Capital One Financial Corp. set up an email address for tipsters — including “white hat” hackers — to alert the company to potential vulnerabilities in its computer systems. On July 17, the company got a hit.
“Hello there,” the email said, according to federal prosecutors. “There appears to be some leaked s3 data of yours in someone’s github/gist.” A link was provided to an account at GitHub, a company that allows users to manage and store project revisions, mostly related to software development.
It didn’t take Capital One long to figure out who had accessed its files. The GitHub address included a name, Paige Thompson, a former Amazon.com employee who used the online nickname “erratic” and discussed her exploits with others, according to federal prosecutors.
“I’ve basically strapped myself with a bomb vest, (expletive) dropping capitol ones dox and admitting it,” Thompson allegedly wrote, under the “erratic” alias, in a June 18 Twitter message. “There ssns … with full name and dob” — an apparent reference to Social Security numbers.
It also didn’t take Capital One much time to assess the damage. On Monday, it announced that about 100 million people in the U.S. had been impacted by the breach, and another 6 million in Canada. The illegally accessed data, which was stored on servers rented from Amazon Web Services, was primarily related to credit card applications and included personal information, like names, addresses and dates of birth, and some financial information, including self-reported income and credit scores.
Most Social Security numbers were protected, but about 140,000 were compromised, the bank said. Capital One said it was “unlikely that the information was used for fraud or disseminated by this individual.”
The company described the tipster to the hack as an “external security researcher.”
Thompson, 33, was charged with computer fraud and abuse. In a court hearing Monday, she broke down and laid her head on the defense table.
The scale of the breach ranks it as possibly one of the largest-ever impacting a U.S. bank, although the consequences may be limited if the data wasn’t distributed to others or used for fraud.
Still, the breach shows how hackers can steal vast troves of consumer data as the result of lapses made by the companies that collect it. In 2017, Equifax Inc. failed to patch a known flaw in its servers, resulting in the theft of 145 million Social Security numbers, along with the names and dates of birth of possibly a third of the U.S. population.
In the Capital One case, Thompson was allegedly able to steal vast buckets of personal data because of an improperly configured firewall — among the most basic digital security tools. The bank said it immediately fixed the problem once it was discovered.
In a complaint filed Monday in Seattle, prosecutors said that Thompson accessed the data at various times between March 12 and July 17. A file on her GitHub account, timestamped April 21, contained a list of more than 700 folders and buckets of data, according to prosecutors.
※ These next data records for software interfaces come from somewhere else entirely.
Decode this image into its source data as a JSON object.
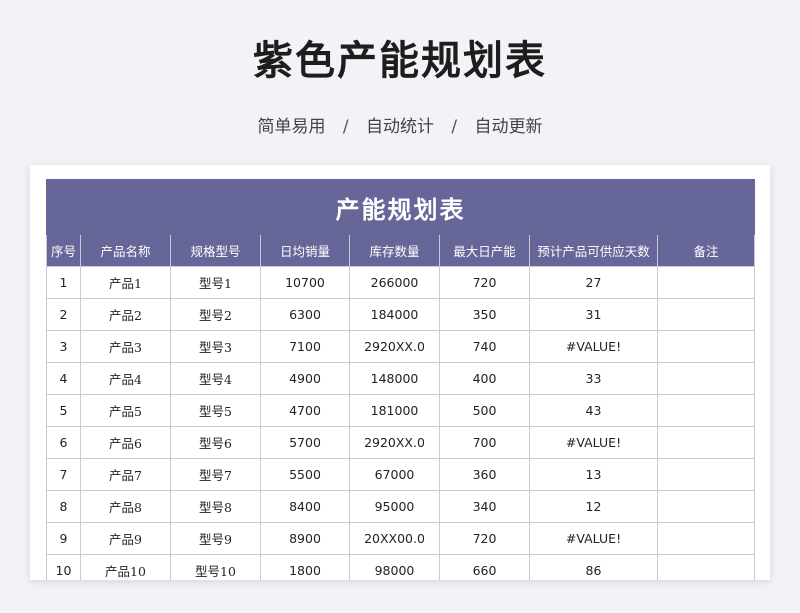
{
  "page": {
    "title": "紫色产能规划表",
    "subtitle_parts": [
      "简单易用",
      "自动统计",
      "自动更新"
    ],
    "separator": "/"
  },
  "sheet": {
    "banner": "产能规划表",
    "headers": [
      "序号",
      "产品名称",
      "规格型号",
      "日均销量",
      "库存数量",
      "最大日产能",
      "预计产品可供应天数",
      "备注"
    ],
    "rows": [
      [
        "1",
        "产品1",
        "型号1",
        "10700",
        "266000",
        "720",
        "27",
        ""
      ],
      [
        "2",
        "产品2",
        "型号2",
        "6300",
        "184000",
        "350",
        "31",
        ""
      ],
      [
        "3",
        "产品3",
        "型号3",
        "7100",
        "2920XX.0",
        "740",
        "#VALUE!",
        ""
      ],
      [
        "4",
        "产品4",
        "型号4",
        "4900",
        "148000",
        "400",
        "33",
        ""
      ],
      [
        "5",
        "产品5",
        "型号5",
        "4700",
        "181000",
        "500",
        "43",
        ""
      ],
      [
        "6",
        "产品6",
        "型号6",
        "5700",
        "2920XX.0",
        "700",
        "#VALUE!",
        ""
      ],
      [
        "7",
        "产品7",
        "型号7",
        "5500",
        "67000",
        "360",
        "13",
        ""
      ],
      [
        "8",
        "产品8",
        "型号8",
        "8400",
        "95000",
        "340",
        "12",
        ""
      ],
      [
        "9",
        "产品9",
        "型号9",
        "8900",
        "20XX00.0",
        "720",
        "#VALUE!",
        ""
      ],
      [
        "10",
        "产品10",
        "型号10",
        "1800",
        "98000",
        "660",
        "86",
        ""
      ]
    ],
    "colors": {
      "header": "#666698",
      "grid": "#c9c9d9"
    }
  }
}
The Capital One data had been stored on servers it contracted from a cloud computing company that isn’t identified, though the charges against Thompson refer to information stored on S3, a reference to Amazon Web Services’ popular data storage software.
An AWS spokesman confirmed that the company’s cloud had stored the Capital One data that was allegedly stolen, and said it wasn’t accessed through a breach or vulnerability in its systems.
Capital One has been one of the most vocal advocates for using cloud services among banks. The lender has said it is migrating an increasing percentage of its applications and data to the cloud and plans to completely exit its data centers by the end of 2020. The move will help lower costs, the company has said.
The lender has been the subject of several case studies published by Amazon Web Services that noted the cloud services provider has helped the company develop new technologies faster and improve certain services including its call center.
“We have embraced the public cloud and are well on our way to migrating our applications and data to the cloud,” Chief Executive Officer Richard Fairbank told analysts on a conference call in April. “We are now considered one of the most cloud forward companies in the world.”
Thompson, previously an Amazon Web Services employee, last worked at Amazon in 2016, a spokesman said. The breach described by Capital One didn’t require insider knowledge, he said.
‘Wa wa wa’
Much of what could be learned about her Monday was information she had posted online. On her GitHub Account, she was writing code dealing with The Onion Router, or Tor, an anonymity tool that allows users to conceal their identities. Capital One investigators determined that Thompson used it in her hack of the bank, according to federal prosecutors.
In online interactions, Thompson suggested she was careful to hide her digital tracks with various security tools, including Tor. But the federal complaint against her outlines relatively simple ways Capital One and the FBI were able to establish her identity, including the name on her GitHub Page.
Thompson was active in the hacking community on Twitter, and she wrote recently about struggling emotionally, and about euthanizing her beloved cat.
On June 27, “erratic” posted about several companies, including Capital One, in an online group, according to court records.
“don’t go to jail plz,” another user wrote.
“Wa wa wa wa, wa wa wa wa wa wa wawaaaaaaaaaaaa,” Thompson responded, and later added, “I just don’t want it around though. I gotta find somewhere to store it.”
On July 29, Federal Bureau of Investigation agents executed a warrant to search Thompson’s residence. In one bedroom, they found digital devices with files that referenced Capital One and its cloud computing company. The devices also included the alias “erratic.”
—With assistance from Andrew Martin, Matt Day and Michael Riley.